88 (58 female) participants processed all cases and their diagnoses were analysed. The mean age was 24.6 years (SD = 0.48) and they had on average spent 14.9 weeks (SD = 0.48) on clerkships and block placements. There were not significant differences between the participants form the two Munich medical faculties regarding any of the following results.
A lack of diagnostic skills such as the correct interpretation of an electrocardiogram or an x-ray was identified as a major cause of diagnostic errors. The results do not differ between the two medical schools although the curricula substantially differ (data not shown). Not only medical students but junior doctors as well show poor competence in the interpretation of x-rays [21, 22]. We were able to replicate these findings; evidently, these skills - or at least the application of these skills in clinical cases - are not sufficiently trained in medical school. Students need to learn these skills through a lot of repetitive practice. Furthermore, there might be a gap between the clinical skills as taught and daily clinical practice. At some point, students should be confronted with more complex and atypical results of technical examinations and not only with classic textbook cases. A more structured approach or checklists might help to improve the diagnostic skills .
A limitation of the study is that we, like in the study of Graber et al. , only used Internal Medicine cases. Further studies are needed to analyze whether the categories can be transferred to other medical disciplines. Also, our study included 8 different cases and it remains unclear whether the same error categories can be found in a sample of more cases. Though, we investigated a large sample size, thus gaining greater range of answers, all students were recruited from only two medical school. This might have led to a bias with respect to the curriculum related knowledge base.

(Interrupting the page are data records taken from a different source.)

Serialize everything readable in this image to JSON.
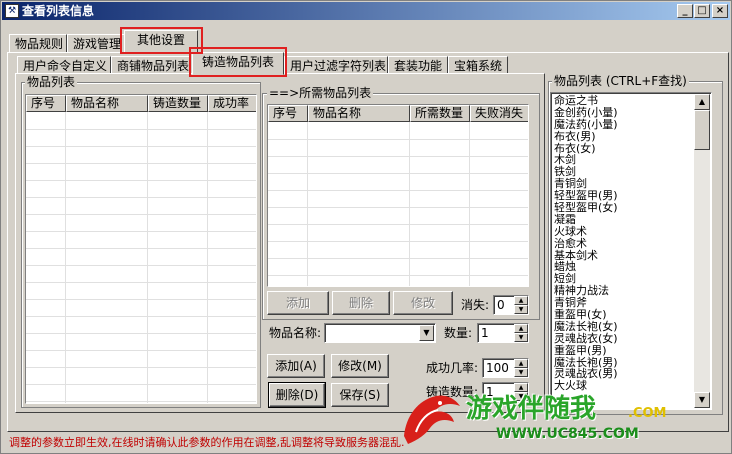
{
  "window": {
    "title": "查看列表信息",
    "controls": {
      "minimize": "_",
      "maximize": "□",
      "close": "×"
    }
  },
  "top_tabs": [
    {
      "label": "物品规则"
    },
    {
      "label": "游戏管理"
    },
    {
      "label": "其他设置",
      "active": true
    }
  ],
  "sub_tabs": [
    {
      "label": "用户命令自定义"
    },
    {
      "label": "商铺物品列表"
    },
    {
      "label": "铸造物品列表",
      "active": true
    },
    {
      "label": "用户过滤字符列表"
    },
    {
      "label": "套装功能"
    },
    {
      "label": "宝箱系统"
    }
  ],
  "item_list_group": {
    "label": "物品列表",
    "columns": [
      "序号",
      "物品名称",
      "铸造数量",
      "成功率"
    ]
  },
  "required_group": {
    "label": "==>所需物品列表",
    "columns": [
      "序号",
      "物品名称",
      "所需数量",
      "失败消失"
    ],
    "buttons": {
      "add": "添加",
      "delete": "删除",
      "modify": "修改"
    },
    "vanish_label": "消失:",
    "vanish_value": "0",
    "item_name_label": "物品名称:",
    "item_name_value": "",
    "quantity_label": "数量:",
    "quantity_value": "1"
  },
  "main_buttons": {
    "add": "添加(A)",
    "modify": "修改(M)",
    "delete": "删除(D)",
    "save": "保存(S)"
  },
  "success_rate_label": "成功几率:",
  "success_rate_value": "100",
  "forge_count_label": "铸造数量:",
  "forge_count_value": "1",
  "item_list_right": {
    "label": "物品列表 (CTRL+F查找)",
    "items": [
      "命运之书",
      "金创药(小量)",
      "魔法药(小量)",
      "布衣(男)",
      "布衣(女)",
      "木剑",
      "铁剑",
      "青铜剑",
      "轻型盔甲(男)",
      "轻型盔甲(女)",
      "凝霜",
      "火球术",
      "治愈术",
      "基本剑术",
      "蜡烛",
      "短剑",
      "精神力战法",
      "青铜斧",
      "重盔甲(女)",
      "魔法长袍(女)",
      "灵魂战衣(女)",
      "重盔甲(男)",
      "魔法长袍(男)",
      "灵魂战衣(男)",
      "大火球"
    ]
  },
  "status_message": "调整的参数立即生效,在线时请确认此参数的作用在调整,乱调整将导致服务器混乱.",
  "watermark": {
    "text": "游戏伴随我",
    "url": "WWW.UC845.COM",
    "com": ".COM"
  },
  "colors": {
    "highlight": "#e02020",
    "status_text": "#c00000",
    "watermark": "#2aa52a"
  }
}
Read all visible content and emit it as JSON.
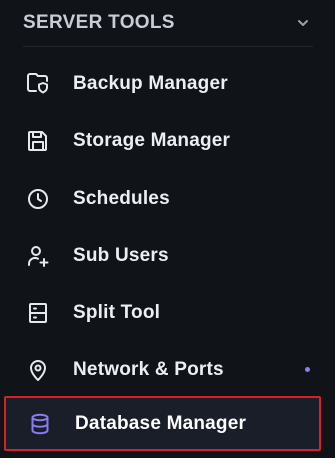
{
  "section": {
    "title": "SERVER TOOLS",
    "expand_icon": "chevron-down-icon"
  },
  "colors": {
    "background": "#101317",
    "text": "#eceef4",
    "accent": "#8b7cf6",
    "active_border": "#d8202a",
    "active_bg": "#1a1e29"
  },
  "nav": {
    "items": [
      {
        "label": "Backup Manager",
        "icon": "folder-shield-icon"
      },
      {
        "label": "Storage Manager",
        "icon": "floppy-disk-icon"
      },
      {
        "label": "Schedules",
        "icon": "clock-icon"
      },
      {
        "label": "Sub Users",
        "icon": "user-plus-icon"
      },
      {
        "label": "Split Tool",
        "icon": "server-split-icon"
      },
      {
        "label": "Network & Ports",
        "icon": "map-pin-icon",
        "indicator": "dot"
      },
      {
        "label": "Database Manager",
        "icon": "database-icon",
        "active": true
      }
    ]
  }
}
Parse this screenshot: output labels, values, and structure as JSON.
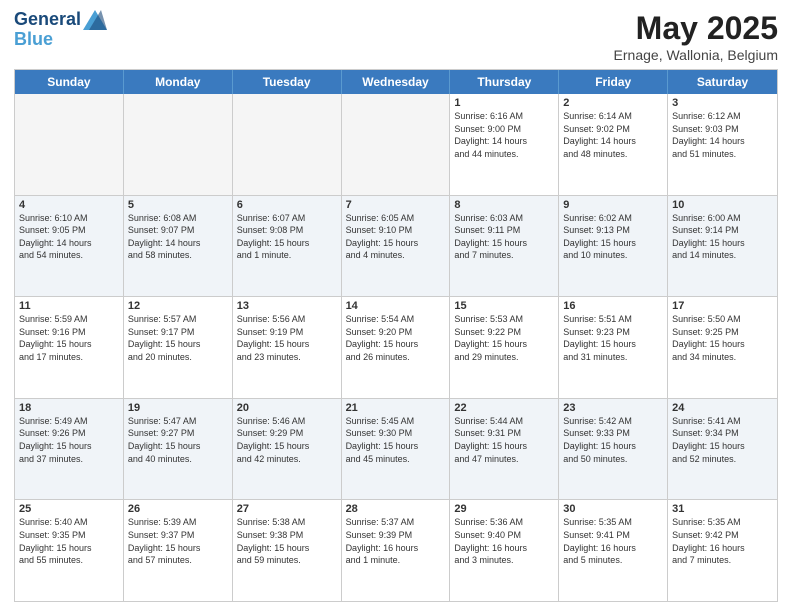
{
  "logo": {
    "line1": "General",
    "line2": "Blue"
  },
  "title": "May 2025",
  "location": "Ernage, Wallonia, Belgium",
  "dayNames": [
    "Sunday",
    "Monday",
    "Tuesday",
    "Wednesday",
    "Thursday",
    "Friday",
    "Saturday"
  ],
  "rows": [
    [
      {
        "date": "",
        "info": ""
      },
      {
        "date": "",
        "info": ""
      },
      {
        "date": "",
        "info": ""
      },
      {
        "date": "",
        "info": ""
      },
      {
        "date": "1",
        "info": "Sunrise: 6:16 AM\nSunset: 9:00 PM\nDaylight: 14 hours\nand 44 minutes."
      },
      {
        "date": "2",
        "info": "Sunrise: 6:14 AM\nSunset: 9:02 PM\nDaylight: 14 hours\nand 48 minutes."
      },
      {
        "date": "3",
        "info": "Sunrise: 6:12 AM\nSunset: 9:03 PM\nDaylight: 14 hours\nand 51 minutes."
      }
    ],
    [
      {
        "date": "4",
        "info": "Sunrise: 6:10 AM\nSunset: 9:05 PM\nDaylight: 14 hours\nand 54 minutes."
      },
      {
        "date": "5",
        "info": "Sunrise: 6:08 AM\nSunset: 9:07 PM\nDaylight: 14 hours\nand 58 minutes."
      },
      {
        "date": "6",
        "info": "Sunrise: 6:07 AM\nSunset: 9:08 PM\nDaylight: 15 hours\nand 1 minute."
      },
      {
        "date": "7",
        "info": "Sunrise: 6:05 AM\nSunset: 9:10 PM\nDaylight: 15 hours\nand 4 minutes."
      },
      {
        "date": "8",
        "info": "Sunrise: 6:03 AM\nSunset: 9:11 PM\nDaylight: 15 hours\nand 7 minutes."
      },
      {
        "date": "9",
        "info": "Sunrise: 6:02 AM\nSunset: 9:13 PM\nDaylight: 15 hours\nand 10 minutes."
      },
      {
        "date": "10",
        "info": "Sunrise: 6:00 AM\nSunset: 9:14 PM\nDaylight: 15 hours\nand 14 minutes."
      }
    ],
    [
      {
        "date": "11",
        "info": "Sunrise: 5:59 AM\nSunset: 9:16 PM\nDaylight: 15 hours\nand 17 minutes."
      },
      {
        "date": "12",
        "info": "Sunrise: 5:57 AM\nSunset: 9:17 PM\nDaylight: 15 hours\nand 20 minutes."
      },
      {
        "date": "13",
        "info": "Sunrise: 5:56 AM\nSunset: 9:19 PM\nDaylight: 15 hours\nand 23 minutes."
      },
      {
        "date": "14",
        "info": "Sunrise: 5:54 AM\nSunset: 9:20 PM\nDaylight: 15 hours\nand 26 minutes."
      },
      {
        "date": "15",
        "info": "Sunrise: 5:53 AM\nSunset: 9:22 PM\nDaylight: 15 hours\nand 29 minutes."
      },
      {
        "date": "16",
        "info": "Sunrise: 5:51 AM\nSunset: 9:23 PM\nDaylight: 15 hours\nand 31 minutes."
      },
      {
        "date": "17",
        "info": "Sunrise: 5:50 AM\nSunset: 9:25 PM\nDaylight: 15 hours\nand 34 minutes."
      }
    ],
    [
      {
        "date": "18",
        "info": "Sunrise: 5:49 AM\nSunset: 9:26 PM\nDaylight: 15 hours\nand 37 minutes."
      },
      {
        "date": "19",
        "info": "Sunrise: 5:47 AM\nSunset: 9:27 PM\nDaylight: 15 hours\nand 40 minutes."
      },
      {
        "date": "20",
        "info": "Sunrise: 5:46 AM\nSunset: 9:29 PM\nDaylight: 15 hours\nand 42 minutes."
      },
      {
        "date": "21",
        "info": "Sunrise: 5:45 AM\nSunset: 9:30 PM\nDaylight: 15 hours\nand 45 minutes."
      },
      {
        "date": "22",
        "info": "Sunrise: 5:44 AM\nSunset: 9:31 PM\nDaylight: 15 hours\nand 47 minutes."
      },
      {
        "date": "23",
        "info": "Sunrise: 5:42 AM\nSunset: 9:33 PM\nDaylight: 15 hours\nand 50 minutes."
      },
      {
        "date": "24",
        "info": "Sunrise: 5:41 AM\nSunset: 9:34 PM\nDaylight: 15 hours\nand 52 minutes."
      }
    ],
    [
      {
        "date": "25",
        "info": "Sunrise: 5:40 AM\nSunset: 9:35 PM\nDaylight: 15 hours\nand 55 minutes."
      },
      {
        "date": "26",
        "info": "Sunrise: 5:39 AM\nSunset: 9:37 PM\nDaylight: 15 hours\nand 57 minutes."
      },
      {
        "date": "27",
        "info": "Sunrise: 5:38 AM\nSunset: 9:38 PM\nDaylight: 15 hours\nand 59 minutes."
      },
      {
        "date": "28",
        "info": "Sunrise: 5:37 AM\nSunset: 9:39 PM\nDaylight: 16 hours\nand 1 minute."
      },
      {
        "date": "29",
        "info": "Sunrise: 5:36 AM\nSunset: 9:40 PM\nDaylight: 16 hours\nand 3 minutes."
      },
      {
        "date": "30",
        "info": "Sunrise: 5:35 AM\nSunset: 9:41 PM\nDaylight: 16 hours\nand 5 minutes."
      },
      {
        "date": "31",
        "info": "Sunrise: 5:35 AM\nSunset: 9:42 PM\nDaylight: 16 hours\nand 7 minutes."
      }
    ]
  ]
}
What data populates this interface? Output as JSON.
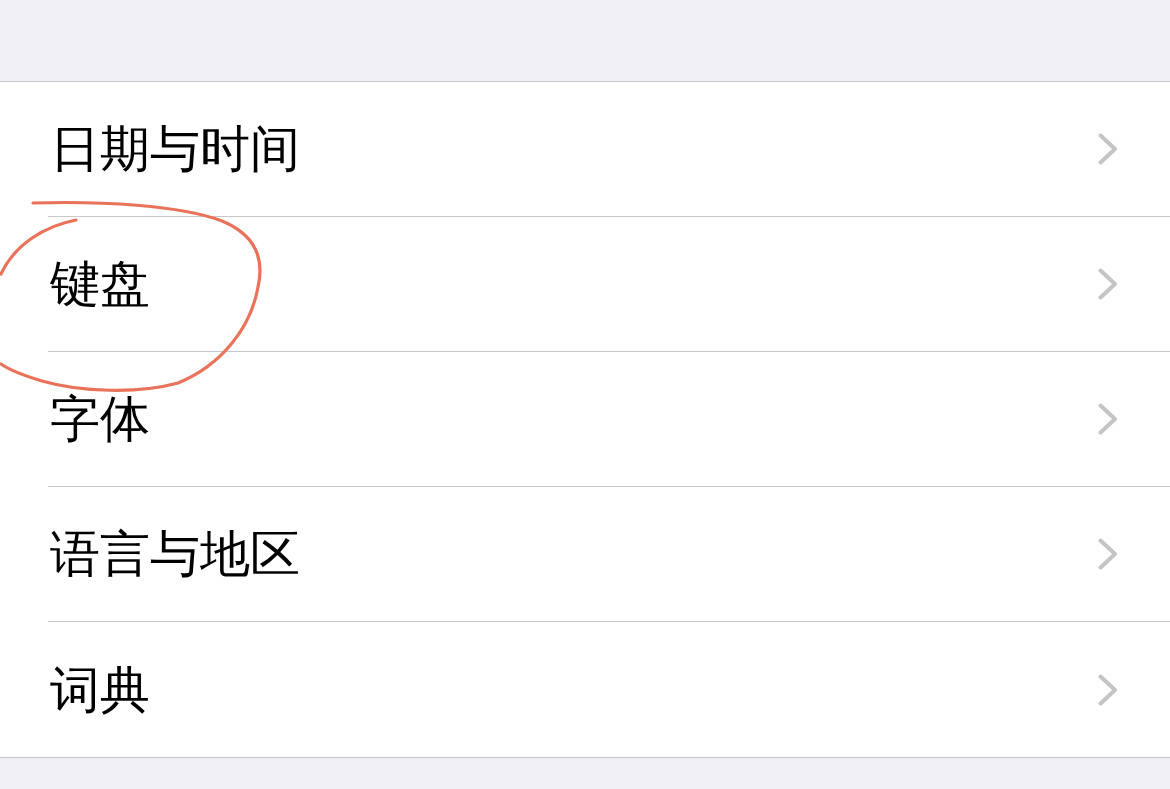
{
  "items": [
    {
      "label": "日期与时间",
      "circled": false
    },
    {
      "label": "键盘",
      "circled": true
    },
    {
      "label": "字体",
      "circled": false
    },
    {
      "label": "语言与地区",
      "circled": false
    },
    {
      "label": "词典",
      "circled": false
    }
  ]
}
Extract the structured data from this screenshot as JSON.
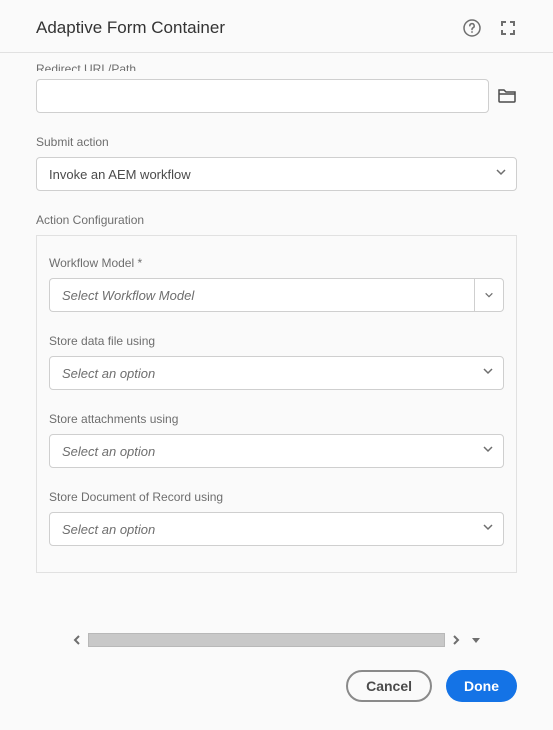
{
  "header": {
    "title": "Adaptive Form Container",
    "help_icon": "help-circle-icon",
    "fullscreen_icon": "fullscreen-icon"
  },
  "form": {
    "redirect_label": "Redirect URL/Path",
    "redirect_value": "",
    "submit_action_label": "Submit action",
    "submit_action_value": "Invoke an AEM workflow",
    "action_config_label": "Action Configuration",
    "workflow_model_label": "Workflow Model *",
    "workflow_model_placeholder": "Select Workflow Model",
    "store_data_label": "Store data file using",
    "store_data_placeholder": "Select an option",
    "store_attach_label": "Store attachments using",
    "store_attach_placeholder": "Select an option",
    "store_dor_label": "Store Document of Record using",
    "store_dor_placeholder": "Select an option"
  },
  "footer": {
    "cancel_label": "Cancel",
    "done_label": "Done"
  }
}
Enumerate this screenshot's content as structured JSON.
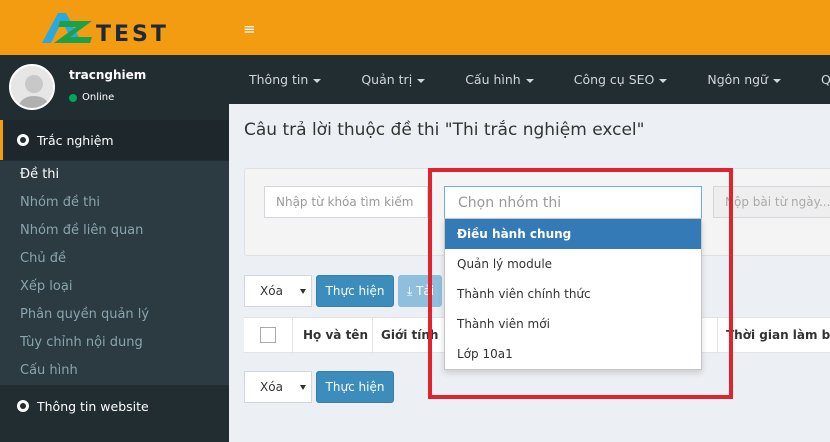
{
  "app": {
    "logo_text": "TEST",
    "hamburger": "≡"
  },
  "user": {
    "name": "tracnghiem",
    "status": "Online",
    "status_color": "#00a65a"
  },
  "sidebar": {
    "section_main": "Trắc nghiệm",
    "items": [
      {
        "label": "Đề thi",
        "active": true
      },
      {
        "label": "Nhóm đề thi"
      },
      {
        "label": "Nhóm đề liên quan"
      },
      {
        "label": "Chủ đề"
      },
      {
        "label": "Xếp loại"
      },
      {
        "label": "Phân quyền quản lý"
      },
      {
        "label": "Tùy chỉnh nội dung"
      },
      {
        "label": "Cấu hình"
      }
    ],
    "section_web": "Thông tin website"
  },
  "navbar": {
    "items": [
      "Thông tin",
      "Quản trị",
      "Cấu hình",
      "Công cụ SEO",
      "Ngôn ngữ",
      "Quản lý Modules"
    ]
  },
  "page": {
    "title": "Câu trả lời thuộc đề thi \"Thi trắc nghiệm excel\""
  },
  "filter": {
    "keyword_placeholder": "Nhập từ khóa tìm kiếm",
    "group_placeholder": "Chọn nhóm thi",
    "date_placeholder": "Nộp bài từ ngày..."
  },
  "dropdown": {
    "options": [
      "Điều hành chung",
      "Quản lý module",
      "Thành viên chính thức",
      "Thành viên mới",
      "Lớp 10a1"
    ],
    "selected_index": 0
  },
  "actions": {
    "select_value": "Xóa",
    "execute_label": "Thực hiện",
    "import_label": "Tải"
  },
  "table": {
    "headers": [
      "Họ và tên",
      "Giới tính",
      "Thời gian làm bài"
    ]
  },
  "colors": {
    "accent": "#f39c12",
    "primary": "#3c8dbc",
    "highlight": "#e0232d"
  }
}
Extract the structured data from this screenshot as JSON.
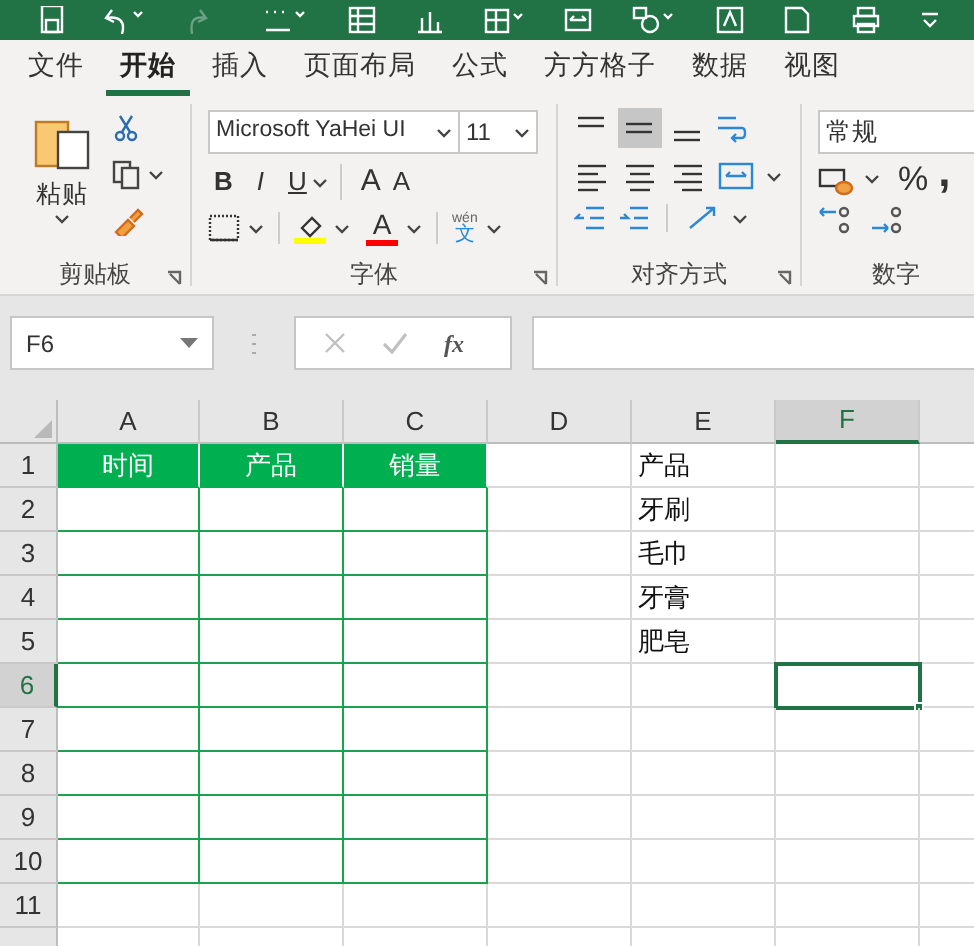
{
  "tabs": [
    {
      "label": "文件",
      "selected": false
    },
    {
      "label": "开始",
      "selected": true
    },
    {
      "label": "插入",
      "selected": false
    },
    {
      "label": "页面布局",
      "selected": false
    },
    {
      "label": "公式",
      "selected": false
    },
    {
      "label": "方方格子",
      "selected": false
    },
    {
      "label": "数据",
      "selected": false
    },
    {
      "label": "视图",
      "selected": false
    }
  ],
  "ribbon": {
    "clipboard": {
      "paste_label": "粘贴",
      "group_label": "剪贴板"
    },
    "font": {
      "font_name": "Microsoft YaHei UI",
      "font_size": "11",
      "bold": "B",
      "italic": "I",
      "underline": "U",
      "grow": "A",
      "shrink": "A",
      "font_color": "A",
      "phonetic_ruby": "wén",
      "phonetic_char": "文",
      "group_label": "字体"
    },
    "alignment": {
      "group_label": "对齐方式"
    },
    "number": {
      "format": "常规",
      "percent": "%",
      "comma": ",",
      "group_label": "数字"
    }
  },
  "formula_bar": {
    "name_box": "F6",
    "function_label": "fx"
  },
  "sheet": {
    "columns": [
      {
        "label": "A",
        "selected": false
      },
      {
        "label": "B",
        "selected": false
      },
      {
        "label": "C",
        "selected": false
      },
      {
        "label": "D",
        "selected": false
      },
      {
        "label": "E",
        "selected": false
      },
      {
        "label": "F",
        "selected": true
      }
    ],
    "rows": [
      {
        "label": "1",
        "selected": false,
        "cells": {
          "A": "时间",
          "B": "产品",
          "C": "销量",
          "E": "产品"
        }
      },
      {
        "label": "2",
        "selected": false,
        "cells": {
          "E": "牙刷"
        }
      },
      {
        "label": "3",
        "selected": false,
        "cells": {
          "E": "毛巾"
        }
      },
      {
        "label": "4",
        "selected": false,
        "cells": {
          "E": "牙膏"
        }
      },
      {
        "label": "5",
        "selected": false,
        "cells": {
          "E": "肥皂"
        }
      },
      {
        "label": "6",
        "selected": true,
        "cells": {}
      },
      {
        "label": "7",
        "selected": false,
        "cells": {}
      },
      {
        "label": "8",
        "selected": false,
        "cells": {}
      },
      {
        "label": "9",
        "selected": false,
        "cells": {}
      },
      {
        "label": "10",
        "selected": false,
        "cells": {}
      },
      {
        "label": "11",
        "selected": false,
        "cells": {}
      }
    ]
  }
}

NutriStem with LN-511, TeSR2 with human recombinant laminin (LN-511), and RegES with human foreskin fibroblasts (HFFs) are commonly used xeno-free culture systems . There are many organizations and international initiatives, such as the National Stem Cell Bank, that provide stem cell lines for treatment or medical research . 2b1af7f3a8